WHAT THE EXERCISE ASKS — Using the data below, return every line that holds the word "sunrise".

INPUT —
========

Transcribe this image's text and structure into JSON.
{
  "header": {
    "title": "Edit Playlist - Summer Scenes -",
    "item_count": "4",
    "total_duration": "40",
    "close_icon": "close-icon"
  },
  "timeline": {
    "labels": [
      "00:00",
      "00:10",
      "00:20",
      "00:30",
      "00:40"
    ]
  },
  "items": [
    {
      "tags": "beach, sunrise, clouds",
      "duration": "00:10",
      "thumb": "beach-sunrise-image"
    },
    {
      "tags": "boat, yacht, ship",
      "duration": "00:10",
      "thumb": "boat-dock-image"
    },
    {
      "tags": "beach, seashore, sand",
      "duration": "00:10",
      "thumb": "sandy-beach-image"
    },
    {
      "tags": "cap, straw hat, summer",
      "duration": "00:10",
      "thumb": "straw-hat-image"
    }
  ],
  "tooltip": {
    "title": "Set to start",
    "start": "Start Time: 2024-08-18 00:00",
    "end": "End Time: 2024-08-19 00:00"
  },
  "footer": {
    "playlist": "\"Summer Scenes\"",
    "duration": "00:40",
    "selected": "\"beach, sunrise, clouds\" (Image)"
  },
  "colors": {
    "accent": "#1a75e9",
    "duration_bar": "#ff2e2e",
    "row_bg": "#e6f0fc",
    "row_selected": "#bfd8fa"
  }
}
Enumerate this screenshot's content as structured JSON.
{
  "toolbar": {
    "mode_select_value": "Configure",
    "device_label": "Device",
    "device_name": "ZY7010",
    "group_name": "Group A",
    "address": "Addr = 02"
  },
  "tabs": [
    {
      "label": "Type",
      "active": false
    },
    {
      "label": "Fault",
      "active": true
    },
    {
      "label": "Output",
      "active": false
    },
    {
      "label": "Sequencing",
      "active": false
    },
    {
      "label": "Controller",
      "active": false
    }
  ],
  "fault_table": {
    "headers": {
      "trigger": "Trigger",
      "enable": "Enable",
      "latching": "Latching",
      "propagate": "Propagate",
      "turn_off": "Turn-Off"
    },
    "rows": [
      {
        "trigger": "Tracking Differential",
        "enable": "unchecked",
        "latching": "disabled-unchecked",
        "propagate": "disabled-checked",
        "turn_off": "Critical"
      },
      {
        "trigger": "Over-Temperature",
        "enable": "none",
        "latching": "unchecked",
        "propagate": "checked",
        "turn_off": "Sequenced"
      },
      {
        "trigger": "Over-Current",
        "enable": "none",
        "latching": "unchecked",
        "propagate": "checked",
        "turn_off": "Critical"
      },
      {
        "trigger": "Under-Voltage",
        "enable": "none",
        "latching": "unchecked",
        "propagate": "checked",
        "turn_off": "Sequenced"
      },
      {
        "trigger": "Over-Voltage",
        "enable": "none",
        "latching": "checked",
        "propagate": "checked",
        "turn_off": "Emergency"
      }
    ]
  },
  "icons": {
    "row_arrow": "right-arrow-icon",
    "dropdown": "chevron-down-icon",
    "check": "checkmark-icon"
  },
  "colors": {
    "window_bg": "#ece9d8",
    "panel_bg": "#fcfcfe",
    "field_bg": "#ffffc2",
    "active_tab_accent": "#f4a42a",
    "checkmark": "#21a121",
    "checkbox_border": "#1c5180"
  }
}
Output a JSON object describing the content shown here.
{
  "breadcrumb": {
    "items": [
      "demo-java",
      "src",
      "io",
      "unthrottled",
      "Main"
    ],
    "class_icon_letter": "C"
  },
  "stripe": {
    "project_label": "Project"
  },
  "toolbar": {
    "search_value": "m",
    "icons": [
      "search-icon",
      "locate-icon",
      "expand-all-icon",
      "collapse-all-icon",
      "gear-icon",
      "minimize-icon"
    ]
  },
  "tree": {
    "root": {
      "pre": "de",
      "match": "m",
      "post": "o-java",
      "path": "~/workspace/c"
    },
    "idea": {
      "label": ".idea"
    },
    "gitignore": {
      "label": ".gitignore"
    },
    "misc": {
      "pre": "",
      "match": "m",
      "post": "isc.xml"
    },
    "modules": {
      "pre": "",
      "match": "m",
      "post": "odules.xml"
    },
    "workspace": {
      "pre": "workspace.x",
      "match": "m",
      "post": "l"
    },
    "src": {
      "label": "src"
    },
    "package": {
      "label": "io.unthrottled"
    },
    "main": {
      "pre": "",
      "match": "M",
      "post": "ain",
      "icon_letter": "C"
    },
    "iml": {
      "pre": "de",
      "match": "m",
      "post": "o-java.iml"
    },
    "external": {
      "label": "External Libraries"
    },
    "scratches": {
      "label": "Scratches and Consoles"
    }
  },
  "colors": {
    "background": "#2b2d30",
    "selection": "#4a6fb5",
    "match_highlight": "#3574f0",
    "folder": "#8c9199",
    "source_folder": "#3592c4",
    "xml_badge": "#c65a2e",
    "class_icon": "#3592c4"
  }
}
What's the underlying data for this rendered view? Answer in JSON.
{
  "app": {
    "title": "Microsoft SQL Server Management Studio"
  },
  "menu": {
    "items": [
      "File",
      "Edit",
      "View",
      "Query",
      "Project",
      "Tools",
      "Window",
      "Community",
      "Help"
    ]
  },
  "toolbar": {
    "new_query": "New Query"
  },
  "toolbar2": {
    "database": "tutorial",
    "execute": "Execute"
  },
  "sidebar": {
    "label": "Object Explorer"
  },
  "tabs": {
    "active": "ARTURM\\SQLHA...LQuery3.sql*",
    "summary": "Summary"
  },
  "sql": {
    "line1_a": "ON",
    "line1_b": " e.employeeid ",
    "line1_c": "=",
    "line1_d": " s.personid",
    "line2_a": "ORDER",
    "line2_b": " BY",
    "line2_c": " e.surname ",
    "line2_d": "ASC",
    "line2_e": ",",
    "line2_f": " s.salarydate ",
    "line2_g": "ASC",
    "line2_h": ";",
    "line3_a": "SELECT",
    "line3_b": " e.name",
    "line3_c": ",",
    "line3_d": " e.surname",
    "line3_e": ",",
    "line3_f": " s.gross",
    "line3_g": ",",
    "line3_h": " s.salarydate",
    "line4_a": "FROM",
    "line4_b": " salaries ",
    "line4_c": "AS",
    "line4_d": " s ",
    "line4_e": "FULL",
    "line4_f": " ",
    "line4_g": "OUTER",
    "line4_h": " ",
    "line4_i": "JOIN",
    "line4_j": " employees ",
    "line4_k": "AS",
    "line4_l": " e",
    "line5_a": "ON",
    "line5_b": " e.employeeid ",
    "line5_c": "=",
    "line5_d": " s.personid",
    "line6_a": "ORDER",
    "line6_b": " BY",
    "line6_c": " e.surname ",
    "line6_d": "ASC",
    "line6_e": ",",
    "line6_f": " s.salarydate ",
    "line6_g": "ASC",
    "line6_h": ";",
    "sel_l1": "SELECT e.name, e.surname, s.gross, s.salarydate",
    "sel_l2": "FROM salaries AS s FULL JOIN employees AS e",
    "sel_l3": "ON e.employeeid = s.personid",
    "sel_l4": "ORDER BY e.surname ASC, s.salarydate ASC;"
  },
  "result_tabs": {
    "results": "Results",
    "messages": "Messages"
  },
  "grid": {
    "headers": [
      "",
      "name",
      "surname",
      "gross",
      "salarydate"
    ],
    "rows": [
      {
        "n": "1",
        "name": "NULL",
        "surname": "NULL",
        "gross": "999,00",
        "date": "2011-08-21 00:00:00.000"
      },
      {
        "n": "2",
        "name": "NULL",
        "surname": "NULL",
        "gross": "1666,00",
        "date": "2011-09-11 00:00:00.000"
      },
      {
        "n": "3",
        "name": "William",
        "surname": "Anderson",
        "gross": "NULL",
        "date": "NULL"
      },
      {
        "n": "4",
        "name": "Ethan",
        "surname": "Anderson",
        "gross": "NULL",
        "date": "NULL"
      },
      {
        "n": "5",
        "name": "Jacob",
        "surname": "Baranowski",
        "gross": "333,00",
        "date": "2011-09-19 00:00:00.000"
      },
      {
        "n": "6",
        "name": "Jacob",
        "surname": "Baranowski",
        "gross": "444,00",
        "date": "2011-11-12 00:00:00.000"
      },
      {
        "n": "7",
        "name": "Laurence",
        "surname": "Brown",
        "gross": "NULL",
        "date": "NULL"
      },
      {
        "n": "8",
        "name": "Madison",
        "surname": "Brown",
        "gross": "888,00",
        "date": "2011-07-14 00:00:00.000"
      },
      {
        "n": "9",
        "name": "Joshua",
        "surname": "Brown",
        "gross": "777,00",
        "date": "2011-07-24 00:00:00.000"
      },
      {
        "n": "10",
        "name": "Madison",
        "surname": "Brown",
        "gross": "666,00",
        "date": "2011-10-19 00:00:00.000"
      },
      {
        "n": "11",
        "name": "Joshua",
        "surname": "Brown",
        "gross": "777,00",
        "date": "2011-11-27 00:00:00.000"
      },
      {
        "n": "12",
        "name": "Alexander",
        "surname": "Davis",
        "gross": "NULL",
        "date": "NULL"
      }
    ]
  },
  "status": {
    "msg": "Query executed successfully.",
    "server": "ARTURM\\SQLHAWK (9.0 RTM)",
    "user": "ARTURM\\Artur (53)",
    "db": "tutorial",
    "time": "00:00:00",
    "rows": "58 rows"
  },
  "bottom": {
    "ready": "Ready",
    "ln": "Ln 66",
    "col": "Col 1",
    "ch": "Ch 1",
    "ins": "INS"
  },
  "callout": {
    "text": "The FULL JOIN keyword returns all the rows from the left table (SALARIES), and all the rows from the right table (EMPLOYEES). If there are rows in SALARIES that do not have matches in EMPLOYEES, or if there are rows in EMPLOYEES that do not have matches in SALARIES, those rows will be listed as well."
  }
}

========

TASK ANSWER —
      "tags": "beach, sunrise, clouds",
      "thumb": "beach-sunrise-image"
    "selected": "\"beach, sunrise, clouds\" (Image)"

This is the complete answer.